14/05/2016 — 18/06/2016
From Here to Here: Part One
Louise Giovanelli: From Here to Here, is an exhibition in two parts. Part One (14 May - 18 June) will display a selection of paintings taken from the Grundy's permanent collection.
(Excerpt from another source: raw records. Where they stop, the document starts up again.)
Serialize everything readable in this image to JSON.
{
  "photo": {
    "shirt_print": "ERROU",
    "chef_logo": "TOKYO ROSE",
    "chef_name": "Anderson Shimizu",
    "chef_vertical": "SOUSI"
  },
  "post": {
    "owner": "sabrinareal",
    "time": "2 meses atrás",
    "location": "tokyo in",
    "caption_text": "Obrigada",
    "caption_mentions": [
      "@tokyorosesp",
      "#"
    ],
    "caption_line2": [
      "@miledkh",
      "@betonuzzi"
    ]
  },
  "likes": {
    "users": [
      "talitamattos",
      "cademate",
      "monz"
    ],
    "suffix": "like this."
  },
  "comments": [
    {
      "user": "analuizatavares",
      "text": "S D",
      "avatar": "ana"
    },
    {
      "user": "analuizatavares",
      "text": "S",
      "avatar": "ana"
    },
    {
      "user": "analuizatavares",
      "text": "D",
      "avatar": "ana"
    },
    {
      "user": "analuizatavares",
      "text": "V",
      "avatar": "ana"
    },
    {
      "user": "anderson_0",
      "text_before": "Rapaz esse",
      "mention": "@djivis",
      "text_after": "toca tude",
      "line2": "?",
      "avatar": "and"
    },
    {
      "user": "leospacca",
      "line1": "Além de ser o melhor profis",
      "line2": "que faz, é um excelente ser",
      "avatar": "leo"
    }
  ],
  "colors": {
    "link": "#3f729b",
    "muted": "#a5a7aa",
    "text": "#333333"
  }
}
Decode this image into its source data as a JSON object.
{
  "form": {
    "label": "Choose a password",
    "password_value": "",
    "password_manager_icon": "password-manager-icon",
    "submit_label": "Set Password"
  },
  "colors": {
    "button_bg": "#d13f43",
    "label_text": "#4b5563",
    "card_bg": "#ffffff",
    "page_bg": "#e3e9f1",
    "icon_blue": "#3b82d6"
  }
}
For Part Two (2 July - 13 Aug) the artist will exhibit new version of these, re-framing and re-casting details from within the portraits into a parallel history of the artist's making, rehanging the space in a ghostly echo of the originals.
This exhibition forms part of our 2016 year of programming around the Grundy's permanent collection as well as our commitment to supporting the work of young and emerging artists, in particular those from the North West.
Louise Giovanelli (b. London 1993, lives and works in Manchester) completed her BA in painting at Manchester School of Art in 2015. She has exhibited in group exhibitions in Manchester, Los Angeles and Pforzheim, Germany and will have a further solo exhibition at the International 3 Gallery in Salford in July.
16/05/2016 — 13/08/2016
This Kolossal Kat, that
This Kolossal Kat, that Massive MOG is a new exhibition of work by Mark Leckey for Grundy Art Gallery.
The exhibition will bring together works that involve the artist's long-standing interest in Felix the Cat, the first known broadcast image. Central to the show will be FEELINTHECAT, a major new commission undertaken to mark the Arts Council Collection's 70th anniversary.
The new work, FEELINTHECAT is a walk-in installation in which viewers will enter a giant 3D paper version of Felix the Cat, which also acts as a speaker. Inside visitors will watch high definition looped footage seemingly of a man – the artist – inside a black furry costume and Felix the Cat head, seemingly becoming the Cat.
Leckey’s interest in Felix the Cat can be traced to a performance lecture he gave at the Institute of Contemporary Arts in London, titled ‘In the Long Tail’, which drew on an image he’d found on the internet of Felix the Cat, from which he learnt of its origins as the first broadcast image.
The exhibition will see a profusion of reproductions of this iconic image. In addition to the new commission and a video of his ICA Lecture performance, it will feature Inflatable Felix (2013) a giant blow-up version of the cartoon cat. Earlier works such as Flix (2008), on 16mm film, point to questions of fetish and desire bound up in the jet-black image of Felix on screen.
In addition to the main exhibition visitors will also be able to see Leckey’s seminal film Fiorucci Made Me Hardcore (1999), which has been described as ‘perhaps the finest portrayal of British nightlife ever captured’, and which also link’s to Blackpool’s part in the history of Northern Soul, an underground music and dance movement that was particularly active in the North West of England in the 1960s and 70s.
Leckey is often cited as one of the most influential artists working anywhere in the world today. He has consistently explored the space where visual art meets popular culture, and collapsed traditional distinctions between the ‘high’ and the ‘low’. As incisive as it is entertaining, his most recent work has focussed on the technological and visual developments at the heart of our digital age and how the internet is reshaping the relationship between people, things and images.
Mark Leckey was awarded the Turner Prize in 2008. A further new commission of his work will be shown at the Liverpool Biennial 2016, and he will undertake a major solo exhibition at the Museum of Modern Art MoMA PS1 in New York later in the year.
The artist is represented by Cabinet Gallery, London; Galerie Buchholz, Cologne, Germany and Gavin Brown's Enterprise, New York
23/06/2016 — 25/06/2016
Kihlberg & Henry
This Building, This Breath
This Building, This Breath continues Kihlberg & Henry’s exploration of the disembodied voice in moving image and performance. For this piece, a voiceover is delivered live alongside a 15 minute video, activated whenever somebody enters the room. Here the duo explores cultural understandings of breathing as a device to play with the relationships between language, image, architecture and audience.
In the script, Kihlberg & Henry make use of a varied series of references of breathing, from biological meanings and principles in martial arts and yoga to deviations of the term such as those used in breathing materials and lens breathing. The voiced content coincides with the choreography of projected images as if images were falling from the speakers’ mouth, and retracting with his inhalations, combining eclectic and associative found footage. Adopting mechanisms familiar to the spheres of hypnosis or meditation in the structure and delivery of the script, this Building, This Breath drives towards an abstract proposition that the room itself is breathing.
This Building, This Breath was commissioned by fig-2, supported by the Art Fund, Outset, and Arts Council England.